The Union Cabinet has approved extending the timeframe in which a woman can avail an abortion to 24 weeks, in what has been described as a “progressive reform”, compared to the current upper limit of twenty weeks at present. This move marks a significant step towards abortion reform law.
The approval of the Medical Termination of Pregnancy (Amendment) Bill, 2020 lays the groundwork for the Bill to amend the Medical Termination of Pregnancy Act, 1971. “In a progressive reform and giving reproductive rights to women, the limit of twenty weeks of medical termination of pregnancy has been increased to 24 weeks,” commented Union Minister Prakash Javadekar, who holds the portfolios of Environment, Forest and Climate Change and Information and Broadcasting in the Union Government.
Elaborating as to the importance of the Bill, Javadekar said “this is important because in [the] first five months there are cases where the girl concerned doesn’t realise and has to go to court. This was discussed with various stakeholders.” He expressed the view that the amendment will “reduce maternal mortality.”
Abortion law reform has been sought by activists for some time, with petitioners calling for an extension to the 26 week-mark during the gestation period. Last year, it was reported that the Centre was consulting with ministries on amending the Medical Termination of Pregnancy Act following the filing of a public interest litigation by social activist Amit Sahni.
At present, Indian law permits abortion only in the first twenty weeks of pregnancy in cases where “the pregnancy would involve a risk to the life of the pregnant woman or of grave injury physical or mental health; or there is a substantial risk that if the child were born, it would suffer from such physical or mental abnormalities as to be seriously handicapped.” This would require the assent of one medical practitioner in the first twelve weeks and two medical practitioners thereafter.
The Centre said at the time that “the administrative ministry has already initiated the process of inter-ministerial consultation for the amendment in MTP Act 1971 and will finalise the same as soon as possible.” However, it was later reported that the timeframe would not be extended. A government affidavit said “petitioners on their right to reproductive autonomy does not outweigh the interest of the state in protecting the life of [the] foetus in the womb, especially from the point of viability (i.e from the period of twenty weeks onwards). It is a settled law that personal freedom of choice of an individual cannot curtail the freedom or choice of other individuals, [especially] the most vulnerable and persons who are defenceless.”
Approval of abortion law reform by the Union Cabinet shows a change in direction. It will come as welcome news to campaigners who – despite the ostensibly liberal nature of India’s abortion law – see reform as necessary. Activists have long argued that the laws surrounding such procedures are too restrictive, necessitating abortion law reform. Many have suggested the current legislative scenario regarding the termination of pregnancies could drive women to access unsafe abortions, risking their lives. As previously reported by Health Issues India
“It has been suggested that current restrictions – as well as lack of awareness surrounding the legal status of abortion in India – force women to seek illicit, ‘backdoor’ abortions – posing substantial risk to their health.
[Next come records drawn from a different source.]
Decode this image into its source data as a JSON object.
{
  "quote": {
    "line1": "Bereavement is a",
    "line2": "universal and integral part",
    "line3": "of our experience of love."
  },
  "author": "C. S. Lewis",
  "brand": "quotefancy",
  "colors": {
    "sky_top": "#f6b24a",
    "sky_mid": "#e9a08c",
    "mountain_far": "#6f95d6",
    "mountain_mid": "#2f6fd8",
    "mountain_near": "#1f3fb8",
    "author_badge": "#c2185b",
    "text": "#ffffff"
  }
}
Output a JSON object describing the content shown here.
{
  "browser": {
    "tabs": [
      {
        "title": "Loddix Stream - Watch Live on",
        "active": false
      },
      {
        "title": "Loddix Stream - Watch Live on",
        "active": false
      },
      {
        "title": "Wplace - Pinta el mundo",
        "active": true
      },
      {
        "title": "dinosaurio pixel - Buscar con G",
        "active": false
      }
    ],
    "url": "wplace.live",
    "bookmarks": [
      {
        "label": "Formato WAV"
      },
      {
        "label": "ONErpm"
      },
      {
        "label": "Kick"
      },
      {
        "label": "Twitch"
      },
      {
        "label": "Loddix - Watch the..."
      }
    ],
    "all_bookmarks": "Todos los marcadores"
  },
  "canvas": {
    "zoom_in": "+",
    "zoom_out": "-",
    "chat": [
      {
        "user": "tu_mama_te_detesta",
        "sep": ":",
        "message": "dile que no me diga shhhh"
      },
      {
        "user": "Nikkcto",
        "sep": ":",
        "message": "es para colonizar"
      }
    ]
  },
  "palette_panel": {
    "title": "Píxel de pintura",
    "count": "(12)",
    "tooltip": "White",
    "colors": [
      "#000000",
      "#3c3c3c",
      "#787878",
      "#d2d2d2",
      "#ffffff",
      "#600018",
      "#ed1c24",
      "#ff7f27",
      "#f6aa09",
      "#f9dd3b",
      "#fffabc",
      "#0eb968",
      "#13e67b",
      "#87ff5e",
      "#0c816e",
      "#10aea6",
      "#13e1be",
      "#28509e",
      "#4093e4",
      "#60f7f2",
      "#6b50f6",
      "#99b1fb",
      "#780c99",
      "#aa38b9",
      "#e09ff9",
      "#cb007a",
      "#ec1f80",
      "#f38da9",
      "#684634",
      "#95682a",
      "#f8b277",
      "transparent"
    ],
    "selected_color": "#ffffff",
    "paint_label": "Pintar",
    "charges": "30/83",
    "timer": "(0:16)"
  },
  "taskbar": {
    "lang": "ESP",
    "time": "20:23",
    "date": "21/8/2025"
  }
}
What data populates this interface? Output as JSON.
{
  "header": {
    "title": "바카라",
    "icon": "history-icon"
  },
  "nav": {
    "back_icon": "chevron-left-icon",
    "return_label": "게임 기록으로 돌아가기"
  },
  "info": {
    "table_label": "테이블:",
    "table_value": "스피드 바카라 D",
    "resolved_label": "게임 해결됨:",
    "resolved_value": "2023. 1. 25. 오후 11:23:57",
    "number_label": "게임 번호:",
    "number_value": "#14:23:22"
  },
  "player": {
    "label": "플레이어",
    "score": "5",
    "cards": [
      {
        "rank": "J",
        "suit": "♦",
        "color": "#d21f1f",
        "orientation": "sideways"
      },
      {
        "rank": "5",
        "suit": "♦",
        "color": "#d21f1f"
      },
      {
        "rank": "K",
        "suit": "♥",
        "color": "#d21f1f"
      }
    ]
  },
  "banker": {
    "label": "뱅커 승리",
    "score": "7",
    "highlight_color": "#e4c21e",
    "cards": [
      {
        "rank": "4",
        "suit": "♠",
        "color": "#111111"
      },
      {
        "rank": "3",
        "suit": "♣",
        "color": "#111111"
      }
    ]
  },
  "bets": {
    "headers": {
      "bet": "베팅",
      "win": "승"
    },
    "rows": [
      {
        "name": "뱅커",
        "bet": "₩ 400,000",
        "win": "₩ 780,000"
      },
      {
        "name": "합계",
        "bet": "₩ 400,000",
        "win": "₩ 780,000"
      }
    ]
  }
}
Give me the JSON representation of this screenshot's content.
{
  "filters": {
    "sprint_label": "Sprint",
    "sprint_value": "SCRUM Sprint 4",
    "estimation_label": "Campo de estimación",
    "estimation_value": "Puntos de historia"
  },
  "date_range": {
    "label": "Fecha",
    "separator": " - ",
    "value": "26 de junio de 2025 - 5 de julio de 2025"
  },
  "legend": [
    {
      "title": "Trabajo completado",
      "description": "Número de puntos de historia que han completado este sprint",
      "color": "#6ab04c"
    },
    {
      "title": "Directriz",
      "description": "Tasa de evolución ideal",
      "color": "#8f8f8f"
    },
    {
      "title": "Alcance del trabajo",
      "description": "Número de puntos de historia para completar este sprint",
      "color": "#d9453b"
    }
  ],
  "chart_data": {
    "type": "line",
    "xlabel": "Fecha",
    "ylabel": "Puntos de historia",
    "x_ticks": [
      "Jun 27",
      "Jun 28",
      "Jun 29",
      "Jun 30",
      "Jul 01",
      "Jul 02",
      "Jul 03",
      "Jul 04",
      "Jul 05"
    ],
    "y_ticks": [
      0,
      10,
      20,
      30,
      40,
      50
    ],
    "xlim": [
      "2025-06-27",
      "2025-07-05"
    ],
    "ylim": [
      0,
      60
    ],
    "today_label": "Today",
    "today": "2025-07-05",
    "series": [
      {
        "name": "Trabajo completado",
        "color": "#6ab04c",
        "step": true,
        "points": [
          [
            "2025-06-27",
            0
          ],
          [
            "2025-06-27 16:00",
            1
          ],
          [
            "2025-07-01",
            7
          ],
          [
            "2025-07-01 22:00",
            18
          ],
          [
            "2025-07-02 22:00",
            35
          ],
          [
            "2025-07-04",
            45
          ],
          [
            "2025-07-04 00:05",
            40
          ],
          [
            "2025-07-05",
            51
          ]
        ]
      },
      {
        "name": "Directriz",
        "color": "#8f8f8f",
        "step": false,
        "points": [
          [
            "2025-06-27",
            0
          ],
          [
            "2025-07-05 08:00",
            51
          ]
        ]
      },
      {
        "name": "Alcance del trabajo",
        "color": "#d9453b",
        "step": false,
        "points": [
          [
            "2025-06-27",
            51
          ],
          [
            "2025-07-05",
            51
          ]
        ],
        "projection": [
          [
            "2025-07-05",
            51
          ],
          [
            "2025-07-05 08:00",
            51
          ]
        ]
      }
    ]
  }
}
Research suggests 56 percent of abortions performed in India are unsafe, with thirteen women dying each day as a consequence. This is compounded by the relative lack of accessibility for abortions in India.”
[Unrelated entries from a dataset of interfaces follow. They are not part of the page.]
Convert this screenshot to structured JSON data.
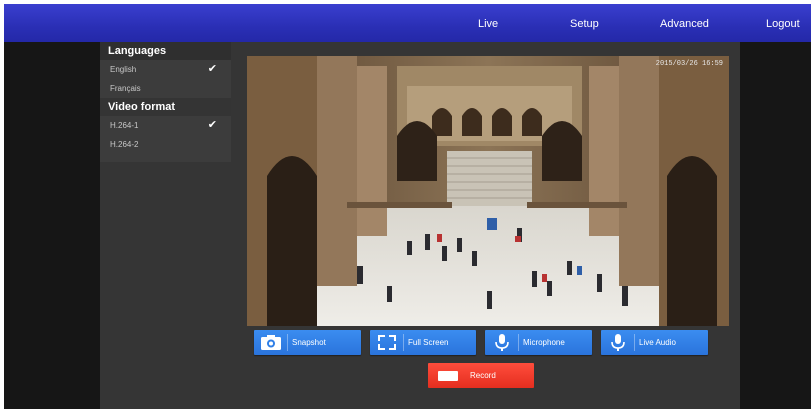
{
  "topnav": {
    "items": [
      {
        "label": "Live"
      },
      {
        "label": "Setup"
      },
      {
        "label": "Advanced"
      },
      {
        "label": "Logout"
      }
    ]
  },
  "sidebar": {
    "languages_title": "Languages",
    "languages": [
      {
        "label": "English",
        "selected": true
      },
      {
        "label": "Français",
        "selected": false
      }
    ],
    "video_format_title": "Video format",
    "video_formats": [
      {
        "label": "H.264-1",
        "selected": true
      },
      {
        "label": "H.264-2",
        "selected": false
      }
    ]
  },
  "video": {
    "timestamp": "2015/03/26 16:59"
  },
  "controls": {
    "snapshot": "Snapshot",
    "full_screen": "Full Screen",
    "microphone": "Microphone",
    "live_audio": "Live Audio",
    "record": "Record"
  },
  "colors": {
    "nav": "#2a2fb5",
    "button": "#2f7fe6",
    "record": "#f03a2a"
  }
}
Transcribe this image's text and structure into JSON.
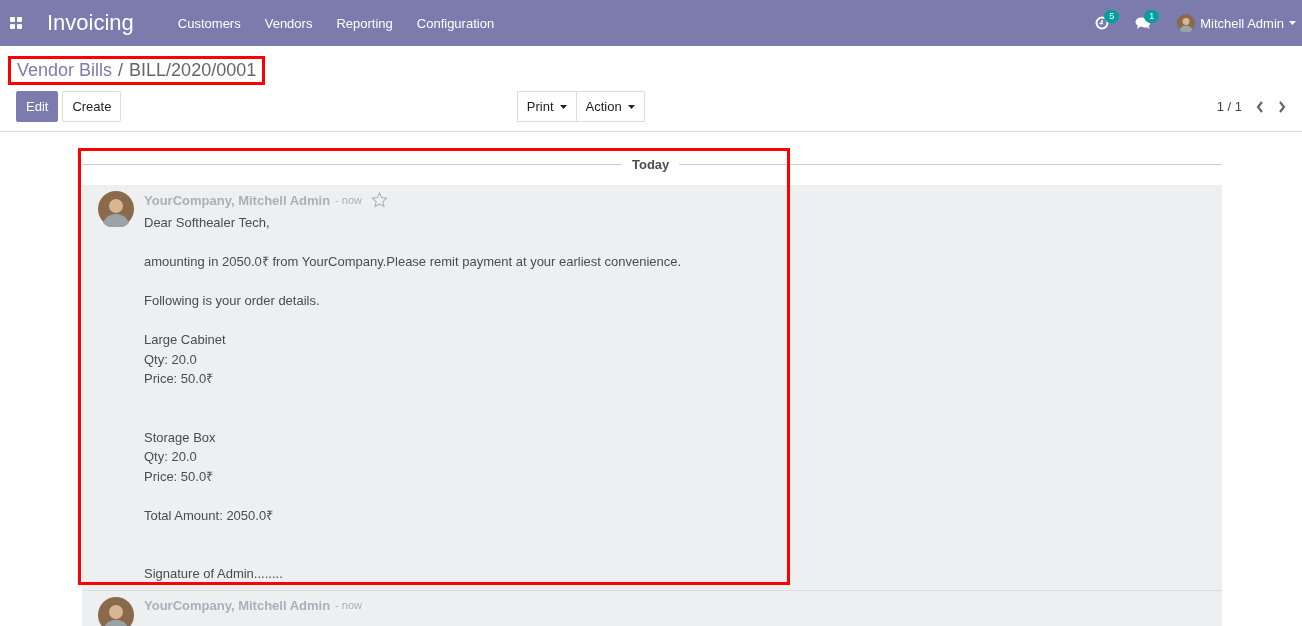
{
  "navbar": {
    "app_title": "Invoicing",
    "menu": [
      "Customers",
      "Vendors",
      "Reporting",
      "Configuration"
    ],
    "activity_badge": "5",
    "messages_badge": "1",
    "user": "Mitchell Admin"
  },
  "breadcrumb": {
    "parent": "Vendor Bills",
    "divider": "/",
    "current": "BILL/2020/0001"
  },
  "buttons": [
    {
      "label": "Edit",
      "kind": "primary"
    },
    {
      "label": "Create",
      "kind": "secondary"
    }
  ],
  "dropdowns": [
    "Print",
    "Action"
  ],
  "pager": "1 / 1",
  "separator": "Today",
  "messages": [
    {
      "author": "YourCompany, Mitchell Admin",
      "time": "- now",
      "starred": false,
      "paragraphs": [
        {
          "kind": "normal",
          "lines": [
            "Dear Softhealer Tech,"
          ]
        },
        {
          "kind": "normal",
          "lines": [
            "amounting in 2050.0₹ from YourCompany.Please remit payment at your earliest convenience."
          ]
        },
        {
          "kind": "normal",
          "lines": [
            "Following is your order details."
          ]
        },
        {
          "kind": "normal",
          "lines": [
            "Large Cabinet",
            "Qty: 20.0",
            "Price: 50.0₹"
          ]
        },
        {
          "kind": "wide",
          "lines": [
            "Storage Box",
            "Qty: 20.0",
            "Price: 50.0₹"
          ]
        },
        {
          "kind": "normal",
          "lines": [
            "Total Amount: 2050.0₹"
          ]
        },
        {
          "kind": "wide",
          "lines": [
            "Signature of Admin........"
          ]
        }
      ]
    },
    {
      "author": "YourCompany, Mitchell Admin",
      "time": "- now"
    }
  ]
}
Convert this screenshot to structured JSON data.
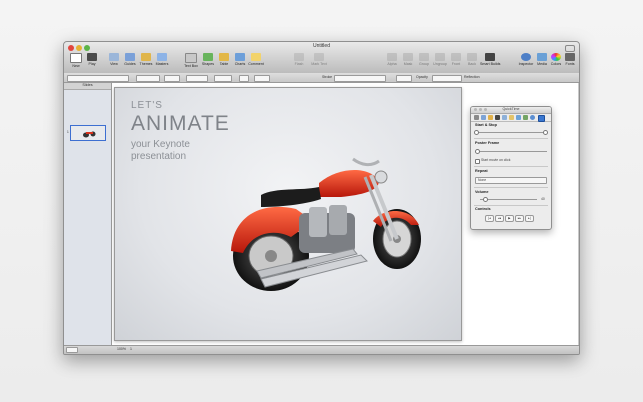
{
  "window": {
    "title": "Untitled"
  },
  "toolbar": {
    "left": [
      {
        "label": "New",
        "icon": "new-slide-icon"
      },
      {
        "label": "Play",
        "icon": "play-icon"
      },
      {
        "label": "View",
        "icon": "view-icon"
      },
      {
        "label": "Guides",
        "icon": "guides-icon"
      },
      {
        "label": "Themes",
        "icon": "themes-icon"
      },
      {
        "label": "Masters",
        "icon": "masters-icon"
      },
      {
        "label": "Text Box",
        "icon": "text-box-icon"
      },
      {
        "label": "Shapes",
        "icon": "shapes-icon"
      },
      {
        "label": "Table",
        "icon": "table-icon"
      },
      {
        "label": "Charts",
        "icon": "charts-icon"
      },
      {
        "label": "Comment",
        "icon": "comment-icon"
      }
    ],
    "right": [
      {
        "label": "Alpha",
        "icon": "alpha-icon"
      },
      {
        "label": "Mask",
        "icon": "mask-icon"
      },
      {
        "label": "Group",
        "icon": "group-icon"
      },
      {
        "label": "Ungroup",
        "icon": "ungroup-icon"
      },
      {
        "label": "Front",
        "icon": "front-icon"
      },
      {
        "label": "Back",
        "icon": "back-icon"
      },
      {
        "label": "Smart Builds",
        "icon": "smart-builds-icon"
      },
      {
        "label": "Inspector",
        "icon": "inspector-icon"
      },
      {
        "label": "Media",
        "icon": "media-icon"
      },
      {
        "label": "Colors",
        "icon": "colors-icon"
      },
      {
        "label": "Fonts",
        "icon": "fonts-icon"
      }
    ],
    "middle_dim": [
      "Flash",
      "Mark Text"
    ]
  },
  "formatbar": {
    "zoom_text": "Stroke",
    "opacity_text": "Opacity",
    "reflection_text": "Reflection"
  },
  "sidebar": {
    "header": "Slides",
    "slide_number": "1"
  },
  "slide": {
    "line1": "LET'S",
    "line2": "ANIMATE",
    "line3": "your Keynote",
    "line4": "presentation",
    "colors": {
      "text": "#8a8e94",
      "moto_red": "#e5361d"
    }
  },
  "statusbar": {
    "zoom": "100%",
    "page": "1"
  },
  "quicktime": {
    "title": "QuickTime",
    "start_stop": "Start & Stop",
    "poster_frame": "Poster Frame",
    "start_on_click": "Start movie on click",
    "repeat": "Repeat",
    "repeat_value": "None",
    "volume": "Volume",
    "volume_max": "40",
    "controls": "Controls",
    "buttons": [
      "|◂",
      "◂◂",
      "▶",
      "▸▸",
      "▸|"
    ]
  }
}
The existing restrictions, we noted, do not mean that abortions cannot be conducted after the twenty-week mark. However, they “can be carried out…only with the assent of both a district-level medical board and a court. Activists have argued that this impinges on the reproductive rights of those without the financial means to pursue such authorisation, as well as causing unnecessary emotional trauma.”
Abortion is undoubtedly a controversial and polarising issue. The steps by the Government towards abortion law reform will no doubt be the subject of fierce debate.
The Bill is expected to be introduced to lawmakers in Parliament.